No discussion on toys could move ahead without touching upon the Barbie doll. For ages these petite dolls have been accused of propagating looks over values. It is said that if Barbie were a real human, she would weigh around 54 kilograms with a waist smaller by 20 centimetres than that of a group of anorexic patients. Girls as young as five years have expressed concern over their food habits. Such dolls in addition to defining ‘femininity’ have set impossible and unrealistic standards for the same. Exposure to such standards instils negative body images and poor self-perception in young girls which could potentially lead to depression and eating disorders.
It is well known that toys are pivotal to gender socialisation. They educate children on various gender roles and promote stereotypes.

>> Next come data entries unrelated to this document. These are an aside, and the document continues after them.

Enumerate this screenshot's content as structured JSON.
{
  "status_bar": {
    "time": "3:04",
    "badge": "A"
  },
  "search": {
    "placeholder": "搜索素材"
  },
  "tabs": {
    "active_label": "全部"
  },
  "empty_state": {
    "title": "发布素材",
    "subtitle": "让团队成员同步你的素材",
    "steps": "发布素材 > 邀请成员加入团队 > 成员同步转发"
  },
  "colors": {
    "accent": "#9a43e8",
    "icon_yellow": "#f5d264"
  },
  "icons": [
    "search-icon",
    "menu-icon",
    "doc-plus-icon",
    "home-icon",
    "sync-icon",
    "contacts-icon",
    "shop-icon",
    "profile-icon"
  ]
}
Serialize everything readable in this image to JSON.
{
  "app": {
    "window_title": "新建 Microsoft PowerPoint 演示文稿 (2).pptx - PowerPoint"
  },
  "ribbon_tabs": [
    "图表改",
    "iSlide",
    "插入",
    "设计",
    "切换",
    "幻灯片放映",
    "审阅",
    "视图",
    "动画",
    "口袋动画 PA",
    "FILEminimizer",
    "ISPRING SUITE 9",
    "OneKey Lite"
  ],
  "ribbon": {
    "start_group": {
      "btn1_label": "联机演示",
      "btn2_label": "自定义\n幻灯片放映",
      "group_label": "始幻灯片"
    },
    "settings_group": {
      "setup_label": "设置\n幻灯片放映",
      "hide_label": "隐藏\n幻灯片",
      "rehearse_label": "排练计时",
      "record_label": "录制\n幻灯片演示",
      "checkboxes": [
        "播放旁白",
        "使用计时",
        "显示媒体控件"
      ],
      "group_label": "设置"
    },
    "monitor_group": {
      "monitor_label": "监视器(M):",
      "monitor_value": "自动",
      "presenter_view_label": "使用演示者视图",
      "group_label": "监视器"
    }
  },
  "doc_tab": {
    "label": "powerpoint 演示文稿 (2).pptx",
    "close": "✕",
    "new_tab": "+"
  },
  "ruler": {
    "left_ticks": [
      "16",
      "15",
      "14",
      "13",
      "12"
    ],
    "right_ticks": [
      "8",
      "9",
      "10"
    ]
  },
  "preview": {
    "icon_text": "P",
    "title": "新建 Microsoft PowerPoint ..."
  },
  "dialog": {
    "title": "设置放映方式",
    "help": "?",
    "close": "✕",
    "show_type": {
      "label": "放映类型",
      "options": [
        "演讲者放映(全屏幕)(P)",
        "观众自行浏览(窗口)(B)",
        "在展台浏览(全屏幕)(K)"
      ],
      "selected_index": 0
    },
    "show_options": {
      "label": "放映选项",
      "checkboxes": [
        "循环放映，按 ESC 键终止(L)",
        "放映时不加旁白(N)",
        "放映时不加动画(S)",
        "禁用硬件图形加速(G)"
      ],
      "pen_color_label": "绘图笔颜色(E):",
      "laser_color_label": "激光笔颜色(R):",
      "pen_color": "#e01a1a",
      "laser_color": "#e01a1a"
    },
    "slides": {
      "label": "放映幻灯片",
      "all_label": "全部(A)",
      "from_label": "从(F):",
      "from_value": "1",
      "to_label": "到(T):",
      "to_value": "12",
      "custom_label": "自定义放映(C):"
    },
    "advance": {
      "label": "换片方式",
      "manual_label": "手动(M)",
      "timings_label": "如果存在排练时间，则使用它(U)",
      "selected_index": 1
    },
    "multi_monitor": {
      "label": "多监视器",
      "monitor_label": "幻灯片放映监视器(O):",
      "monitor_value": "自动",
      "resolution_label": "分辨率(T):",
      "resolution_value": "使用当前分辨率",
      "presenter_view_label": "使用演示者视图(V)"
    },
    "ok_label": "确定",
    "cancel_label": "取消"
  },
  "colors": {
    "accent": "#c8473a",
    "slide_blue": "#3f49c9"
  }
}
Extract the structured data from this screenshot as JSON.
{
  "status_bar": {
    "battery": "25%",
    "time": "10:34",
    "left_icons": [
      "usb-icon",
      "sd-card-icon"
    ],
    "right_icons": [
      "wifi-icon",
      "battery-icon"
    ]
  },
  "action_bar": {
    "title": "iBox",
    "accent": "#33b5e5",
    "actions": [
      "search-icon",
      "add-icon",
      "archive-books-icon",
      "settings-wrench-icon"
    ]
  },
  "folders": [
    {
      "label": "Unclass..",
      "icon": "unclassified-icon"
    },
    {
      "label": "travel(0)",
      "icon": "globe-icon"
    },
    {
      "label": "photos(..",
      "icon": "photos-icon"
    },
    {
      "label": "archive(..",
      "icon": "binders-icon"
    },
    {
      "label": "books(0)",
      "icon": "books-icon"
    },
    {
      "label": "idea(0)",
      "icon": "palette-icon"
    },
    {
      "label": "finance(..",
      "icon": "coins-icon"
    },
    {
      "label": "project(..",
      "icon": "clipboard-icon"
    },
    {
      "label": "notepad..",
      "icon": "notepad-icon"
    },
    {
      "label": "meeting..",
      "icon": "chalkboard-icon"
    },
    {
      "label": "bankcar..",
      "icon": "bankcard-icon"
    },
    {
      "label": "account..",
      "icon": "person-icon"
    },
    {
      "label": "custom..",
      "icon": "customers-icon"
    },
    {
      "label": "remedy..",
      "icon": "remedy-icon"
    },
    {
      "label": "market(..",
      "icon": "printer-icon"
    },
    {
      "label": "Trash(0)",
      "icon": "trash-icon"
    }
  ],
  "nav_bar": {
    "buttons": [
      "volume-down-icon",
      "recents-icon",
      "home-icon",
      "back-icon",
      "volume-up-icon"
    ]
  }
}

They even go a step ahead in determining educational pathways of children. Early research showed that children are steered towards certain kinds of toys based on their gender. This provided the opportunity for girls to develop emotional skills while boys were encouraged to pursue technical skills.
Over time children learn that some toys are for boys while others are for girls. This delineation becomes even more rigid as toy companies produce gendered and sexualised toys which ultimately define one’s gender on behalf of the child. The child is therefore left with no room to observe and explore one’s own gender expression, but is streamlined into normative masculinity or femininity. This also becomes a nipping of non-binary gender expressions in the bud. A study conducted among 324 Austrian parents of three- to six-year-old children exposed a pattern in parental toy selection. Parents preferred same-gendered and gender-neutral toys over cross-gendered toys. What became apparent through the study was not a desire for the chosen toys but an aversion towards cross-gendered toys. Gender fluidity still remains a stigma in many communities worldwide. The result has parents forcing a particular gender identity on to their children.
Like light at the end of a tunnel, gender neutral parenting is gaining momentum in India. Many parents are setting precedent by not interfering with their child’s gender expression and letting them be who they are. One such parent told the Hindustan Times that her 12 year old daughter wanted tuxedos instead of dresses for school events and that she didn’t stop her. Some parents even christen their children with gender neutral names. This is a promising start towards gender inclusive society, and gender neutral toys will have a pivotal role in conducing it.